Thank you. And, you know, I just like doing comics, but the Dark Horse thing is more like the poster style. I did that because another thing I like doing if I just do like a two page or a three page comic is to kind of take it out of its comfort zone and make it into an art print. So that one, I have to finish the separations on it so that the two-page comic is going to be printed probably the size of those (gestures to a few 24×36 inch prints in the gallery) or a little bit bigger. And made into an art print and just changing the format and even pushing comics as a more perceived art form even more. You can put it on a fridge or look at it on a wall. There’s some text in that story I think. So you would remove that when you’re making it into an art print?
No, I’d leave the text on. I think I might re-hand-write it – make it a bit more stylized.
So aside for not coming back to Canada for five years, what have you got to look forward to in the next year?
Well, I’m on tour all summer promoting the book, so I’ll be in Europe and Brazil and the San Diego Comic Con then I go home and I have to paint. And then a solo show at the Jonathan LeVine Gallery in October of next year. So when I get back in October I’ll have a full year to prep for that, so I’ll have to do a little over twenty paintings and that’ll take me a while. Do you still get to play a lot of music?
Oh yeah. I’m still playing music. We have a show on May 30th at the Four Leaf, but our drummer is an actor and he has a play in Boston or something all summer as well, so he’s gone. It’s great playing with them because they’re my friends.
They’re not all like, ‘She’s gone, what are we going to do now?’

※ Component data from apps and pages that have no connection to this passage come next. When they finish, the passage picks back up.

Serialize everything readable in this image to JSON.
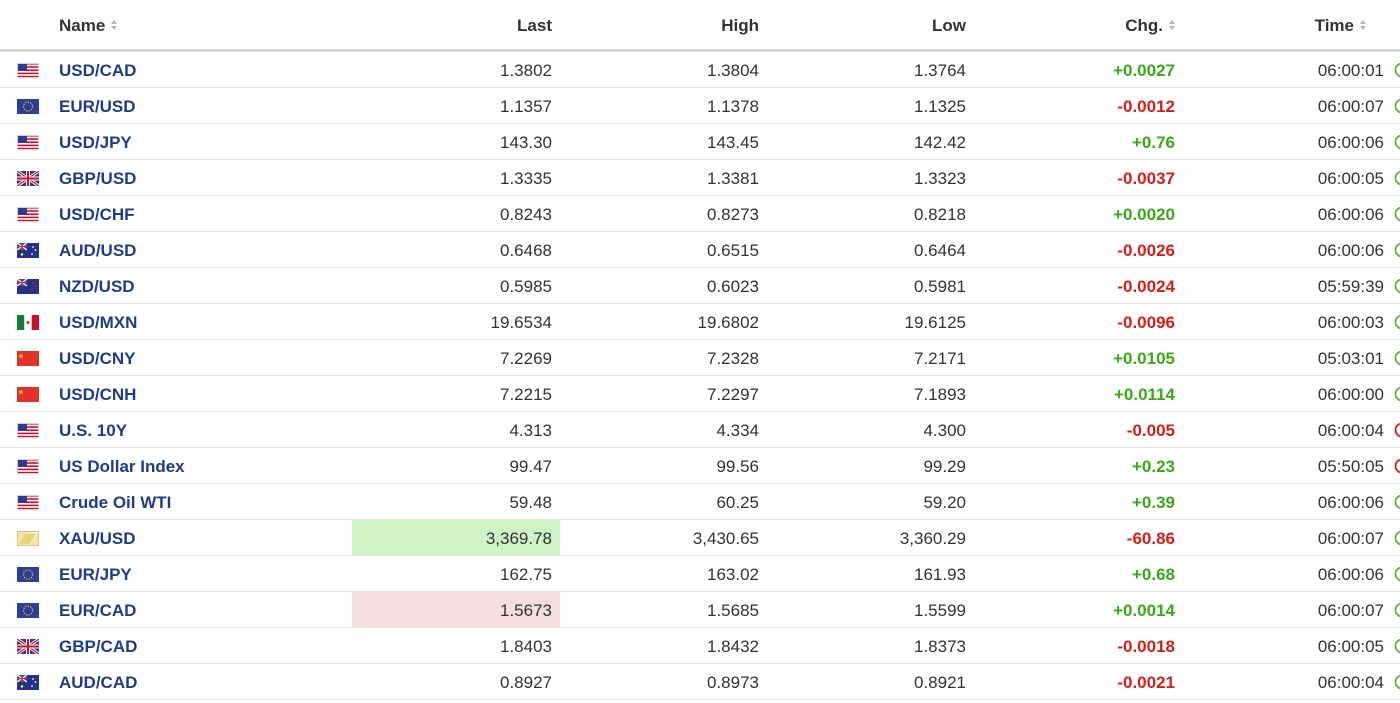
{
  "table": {
    "headers": {
      "name": "Name",
      "last": "Last",
      "high": "High",
      "low": "Low",
      "chg": "Chg.",
      "time": "Time"
    },
    "colors": {
      "up": "#3aa818",
      "down": "#d0201a",
      "link": "#1f3c88",
      "flash_up": "#cdf2c4",
      "flash_down": "#f6dede"
    },
    "rows": [
      {
        "flag": "us-flag",
        "name": "USD/CAD",
        "last": "1.3802",
        "high": "1.3804",
        "low": "1.3764",
        "chg": "+0.0027",
        "dir": "up",
        "time": "06:00:01",
        "status": "open",
        "flash": ""
      },
      {
        "flag": "eu-flag",
        "name": "EUR/USD",
        "last": "1.1357",
        "high": "1.1378",
        "low": "1.1325",
        "chg": "-0.0012",
        "dir": "down",
        "time": "06:00:07",
        "status": "open",
        "flash": ""
      },
      {
        "flag": "us-flag",
        "name": "USD/JPY",
        "last": "143.30",
        "high": "143.45",
        "low": "142.42",
        "chg": "+0.76",
        "dir": "up",
        "time": "06:00:06",
        "status": "open",
        "flash": ""
      },
      {
        "flag": "uk-flag",
        "name": "GBP/USD",
        "last": "1.3335",
        "high": "1.3381",
        "low": "1.3323",
        "chg": "-0.0037",
        "dir": "down",
        "time": "06:00:05",
        "status": "open",
        "flash": ""
      },
      {
        "flag": "us-flag",
        "name": "USD/CHF",
        "last": "0.8243",
        "high": "0.8273",
        "low": "0.8218",
        "chg": "+0.0020",
        "dir": "up",
        "time": "06:00:06",
        "status": "open",
        "flash": ""
      },
      {
        "flag": "au-flag",
        "name": "AUD/USD",
        "last": "0.6468",
        "high": "0.6515",
        "low": "0.6464",
        "chg": "-0.0026",
        "dir": "down",
        "time": "06:00:06",
        "status": "open",
        "flash": ""
      },
      {
        "flag": "nz-flag",
        "name": "NZD/USD",
        "last": "0.5985",
        "high": "0.6023",
        "low": "0.5981",
        "chg": "-0.0024",
        "dir": "down",
        "time": "05:59:39",
        "status": "open",
        "flash": ""
      },
      {
        "flag": "mx-flag",
        "name": "USD/MXN",
        "last": "19.6534",
        "high": "19.6802",
        "low": "19.6125",
        "chg": "-0.0096",
        "dir": "down",
        "time": "06:00:03",
        "status": "open",
        "flash": ""
      },
      {
        "flag": "cn-flag",
        "name": "USD/CNY",
        "last": "7.2269",
        "high": "7.2328",
        "low": "7.2171",
        "chg": "+0.0105",
        "dir": "up",
        "time": "05:03:01",
        "status": "open",
        "flash": ""
      },
      {
        "flag": "cn-flag",
        "name": "USD/CNH",
        "last": "7.2215",
        "high": "7.2297",
        "low": "7.1893",
        "chg": "+0.0114",
        "dir": "up",
        "time": "06:00:00",
        "status": "open",
        "flash": ""
      },
      {
        "flag": "us-flag",
        "name": "U.S. 10Y",
        "last": "4.313",
        "high": "4.334",
        "low": "4.300",
        "chg": "-0.005",
        "dir": "down",
        "time": "06:00:04",
        "status": "closed",
        "flash": ""
      },
      {
        "flag": "us-flag",
        "name": "US Dollar Index",
        "last": "99.47",
        "high": "99.56",
        "low": "99.29",
        "chg": "+0.23",
        "dir": "up",
        "time": "05:50:05",
        "status": "closed",
        "flash": ""
      },
      {
        "flag": "us-flag",
        "name": "Crude Oil WTI",
        "last": "59.48",
        "high": "60.25",
        "low": "59.20",
        "chg": "+0.39",
        "dir": "up",
        "time": "06:00:06",
        "status": "open",
        "flash": ""
      },
      {
        "flag": "gold-icon",
        "name": "XAU/USD",
        "last": "3,369.78",
        "high": "3,430.65",
        "low": "3,360.29",
        "chg": "-60.86",
        "dir": "down",
        "time": "06:00:07",
        "status": "open",
        "flash": "up"
      },
      {
        "flag": "eu-flag",
        "name": "EUR/JPY",
        "last": "162.75",
        "high": "163.02",
        "low": "161.93",
        "chg": "+0.68",
        "dir": "up",
        "time": "06:00:06",
        "status": "open",
        "flash": ""
      },
      {
        "flag": "eu-flag",
        "name": "EUR/CAD",
        "last": "1.5673",
        "high": "1.5685",
        "low": "1.5599",
        "chg": "+0.0014",
        "dir": "up",
        "time": "06:00:07",
        "status": "open",
        "flash": "down"
      },
      {
        "flag": "uk-flag",
        "name": "GBP/CAD",
        "last": "1.8403",
        "high": "1.8432",
        "low": "1.8373",
        "chg": "-0.0018",
        "dir": "down",
        "time": "06:00:05",
        "status": "open",
        "flash": ""
      },
      {
        "flag": "au-flag",
        "name": "AUD/CAD",
        "last": "0.8927",
        "high": "0.8973",
        "low": "0.8921",
        "chg": "-0.0021",
        "dir": "down",
        "time": "06:00:04",
        "status": "open",
        "flash": ""
      }
    ]
  }
}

No, not at all. We all have our careers that come first and then the band is like fun time for us. Yves: One thing that you mentioned was that you used to manage anime shop, like Kid Robot, did you approach them, or did they approach you?
Well, it got me wanting to make toys, because the toys that we carried, a lot of them were from this company called Future in Japan and they just did such cool figures. And obviously accessories, you know that’s what made me do character-based stuff and I knew I wanted to make toys. Well I got asked to do a Dunny, an LA artist series right when I moved. That was the first one and then it just grew from there. Then I got another offer from another company, but I kind of held out for a while because I wanted to go with Kid Robot. And then I moved to New York and they had this money show, like a benefit. So I Hand painted a toy. And we’re in New York so I can finally check out the Kid Robot offices and then I got to meet the president Paul and he was like, ‘Wow! This is great! Do you want to make more toys?’, and I was like, ‘Mhm!’, and he was like, ‘John set up a meeting’, and then it went from there. It went to fun places for me as an artist.
And that was it. The Space channel was already in the gallery getting ready to interview Tara, and we wanted to wrap things up. The bit I mentioned about Tara not coming back to Canada for five years - is a customs thing. She was given a hard time over an infraction from when she was younger - and it will sadly prevent her from coming back to Canada until 2014.
Tara McPherson’s artwork can be found at both her website and MySpace. She was brought into town by the Narwhal Arts Projects, which is a new boutique space just up the street from Magic Pony, where McPherson’s toys and merchandise can be purchased. McPherson’s art exhibition will remain on display until May 25th 2009. Links for both the Narwhal Art Projects and Magic Pony are below.